By Abigail Allen
In the course of two days, 13 students from Aubrey High School and Pilot Point High School celebrated their commitments to the next step in their future.
Two PPHS band students, Ruth Tullis and Jorge Nunez, signed letters of intent to their programs on Monday afternoon.
"We love to see our kids further their musical careers outside of high school," band director Dan Balkema said.
Nunez plans to study biochemical engineering at the University of Texas in Austin while participating in the band.
"Being a first-generation [college student], it's kind of what my parents always dreamed of," Nunez said.
Tullis plans to study biology with an emphasis in pre-veterinarian at Harding University.
"The academic [scholarship] participation for the marching band is $500 a year," Tullis said, adding that she hopes to have fun as part of the band.
Aubrey High School held a mass signing day on Tuesday to honor the 11 students who are putting the skills they learned in their career and technical education courses to use in their next step in life.

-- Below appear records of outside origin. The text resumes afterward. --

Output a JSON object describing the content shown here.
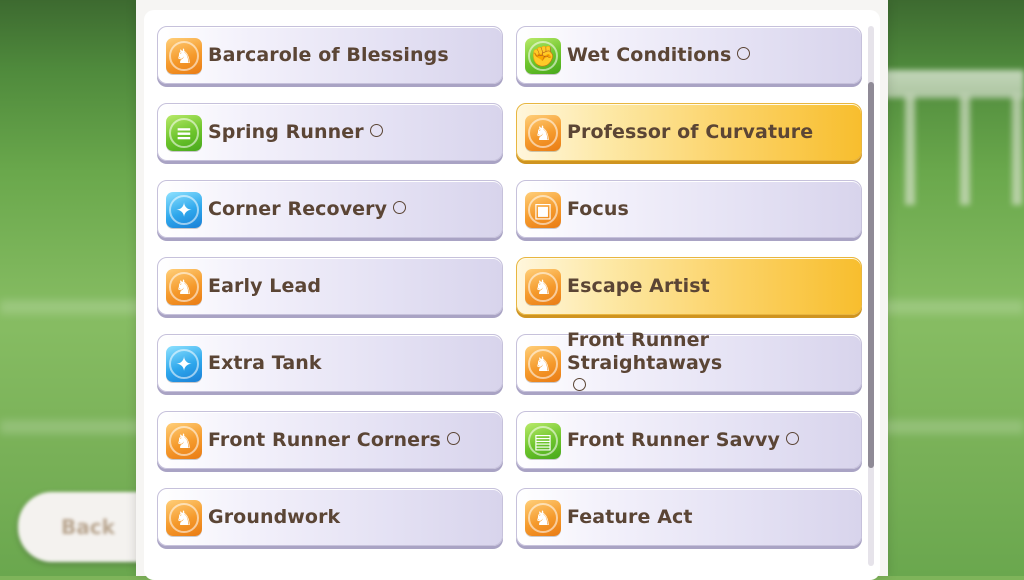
{
  "back_label": "Back",
  "skills": [
    {
      "name": "Barcarole of Blessings",
      "icon": "running-horse-icon",
      "icon_color": "orange",
      "rarity": "normal",
      "circle": false
    },
    {
      "name": "Wet Conditions",
      "icon": "muscle-arm-icon",
      "icon_color": "green",
      "rarity": "normal",
      "circle": true
    },
    {
      "name": "Spring Runner",
      "icon": "speed-lines-icon",
      "icon_color": "green",
      "rarity": "normal",
      "circle": true
    },
    {
      "name": "Professor of Curvature",
      "icon": "running-horse-icon",
      "icon_color": "orange",
      "rarity": "gold",
      "circle": false
    },
    {
      "name": "Corner Recovery",
      "icon": "sparkle-icon",
      "icon_color": "blue",
      "rarity": "normal",
      "circle": true
    },
    {
      "name": "Focus",
      "icon": "starting-gate-icon",
      "icon_color": "orange",
      "rarity": "normal",
      "circle": false
    },
    {
      "name": "Early Lead",
      "icon": "running-horse-icon",
      "icon_color": "orange",
      "rarity": "normal",
      "circle": false
    },
    {
      "name": "Escape Artist",
      "icon": "running-horse-icon",
      "icon_color": "orange",
      "rarity": "gold",
      "circle": false
    },
    {
      "name": "Extra Tank",
      "icon": "sparkle-icon",
      "icon_color": "blue",
      "rarity": "normal",
      "circle": false
    },
    {
      "name": "Front Runner Straightaways",
      "icon": "running-horse-icon",
      "icon_color": "orange",
      "rarity": "normal",
      "circle": true
    },
    {
      "name": "Front Runner Corners",
      "icon": "running-horse-icon",
      "icon_color": "orange",
      "rarity": "normal",
      "circle": true
    },
    {
      "name": "Front Runner Savvy",
      "icon": "notebook-icon",
      "icon_color": "green",
      "rarity": "normal",
      "circle": true
    },
    {
      "name": "Groundwork",
      "icon": "running-horse-icon",
      "icon_color": "orange",
      "rarity": "normal",
      "circle": false
    },
    {
      "name": "Feature Act",
      "icon": "running-horse-icon",
      "icon_color": "orange",
      "rarity": "normal",
      "circle": false
    }
  ]
}
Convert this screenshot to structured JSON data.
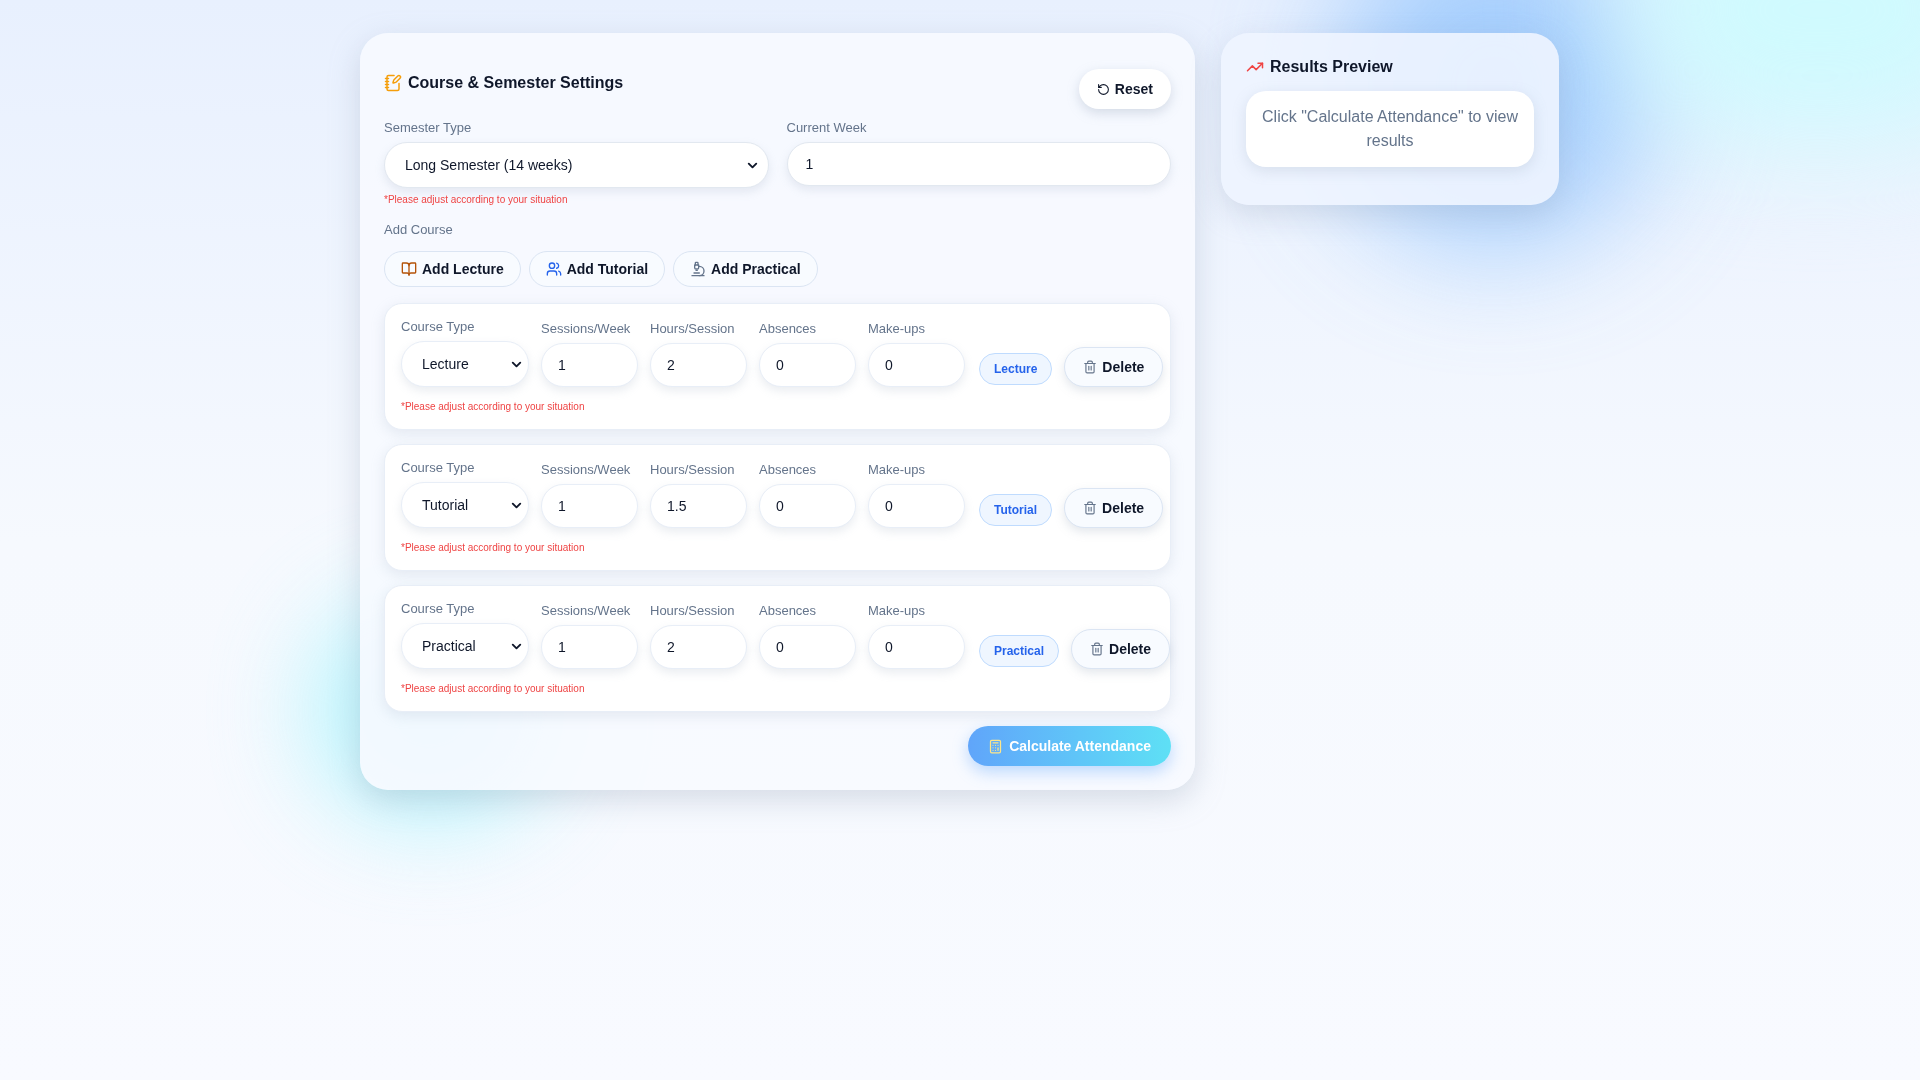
{
  "settings": {
    "title": "Course & Semester Settings",
    "reset_button": "Reset",
    "semester_type": {
      "label": "Semester Type",
      "value": "Long Semester (14 weeks)",
      "note": "*Please adjust according to your situation"
    },
    "current_week": {
      "label": "Current Week",
      "value": "1"
    },
    "add_course": {
      "label": "Add Course",
      "buttons": [
        {
          "kind": "lecture",
          "label": "Add Lecture"
        },
        {
          "kind": "tutorial",
          "label": "Add Tutorial"
        },
        {
          "kind": "practical",
          "label": "Add Practical"
        }
      ]
    },
    "courses": [
      {
        "type_label": "Course Type",
        "type_value": "Lecture",
        "fields": [
          {
            "label": "Sessions/Week",
            "value": "1"
          },
          {
            "label": "Hours/Session",
            "value": "2"
          },
          {
            "label": "Absences",
            "value": "0"
          },
          {
            "label": "Make-ups",
            "value": "0"
          }
        ],
        "badge": "Lecture",
        "delete_button": "Delete",
        "note": "*Please adjust according to your situation"
      },
      {
        "type_label": "Course Type",
        "type_value": "Tutorial",
        "fields": [
          {
            "label": "Sessions/Week",
            "value": "1"
          },
          {
            "label": "Hours/Session",
            "value": "1.5"
          },
          {
            "label": "Absences",
            "value": "0"
          },
          {
            "label": "Make-ups",
            "value": "0"
          }
        ],
        "badge": "Tutorial",
        "delete_button": "Delete",
        "note": "*Please adjust according to your situation"
      },
      {
        "type_label": "Course Type",
        "type_value": "Practical",
        "fields": [
          {
            "label": "Sessions/Week",
            "value": "1"
          },
          {
            "label": "Hours/Session",
            "value": "2"
          },
          {
            "label": "Absences",
            "value": "0"
          },
          {
            "label": "Make-ups",
            "value": "0"
          }
        ],
        "badge": "Practical",
        "delete_button": "Delete",
        "note": "*Please adjust according to your situation"
      }
    ],
    "calculate_button": "Calculate Attendance"
  },
  "results": {
    "title": "Results Preview",
    "message": "Click \"Calculate Attendance\" to view results"
  }
}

The students and their pathways were as follows: Max Griffin, film, University of Texas; Kristin Martin, culinary arts, Culinary Institute Lenotre of Houston; Skylar Tarvin, sonography, Collin College; James Williams, plumbing, Collin College; CJ Tubbs, culinary arts, Institute of Culinary Education—New York campus; Adrian Padilla, machinery service, Holt CAT; Brock Pierce, machinery service, Holt CAT; James Monk, welding, NCTC; Max Torres, HVAC, NCTC; Quentin Jefferson, cybersecurity, NCTC; and Jacob Bessire, plumbing, NCTC.
"CTE programs not only teach students real-world knowledge and skills, but increasingly provide opportunities for dual enrollment, industry-recognized credentials and meaningful work-based learning experiences," ag sciences teacher Traci Bloom said to open the celebration.
Gilbreath introduced the nine students present, and then introduced Rick Elmore, the workforce development liaison for Holt CAT.
"We have a new program, called Holt University, that's very similar to our educational partners," Elmore said. "If these two guys decide to, they can enroll in Holt University. The unique part about our training plan is they will be paid while they're going to school."
He and his team members then presented Aubrey High School a $10,000 grant to benefit the programs that provide students with the job skills they need to work at their company.
After the crowd cleared, Martin said she is excited to refine her skills at Lenotre by pursuing her pastry arts diploma.
"It's going to make me better," she said. "It's going to make me better for my business."
That's Kookies N' Krumbs, which she launched in August 2022.
Tubbs has aspirations of either being a chef in a Michelin star restaurant or of owning one himself.
"I think I had to go to New York since I know it's one of the top capitals in the U.S. for cooking," he said.
They both said their teachers were instrumental in helping them in the classroom and with opportunities beyond it as well.
Assistant Principal Jonathan Lee spoke after the event of the value of CTE courses, and he loved how the ag sciences team put the event together.
"It was a great opportunity to have their fellow students see them and see them already be on the road to success and see that they also have that opportunity to get plugged in somewhere," Lee said.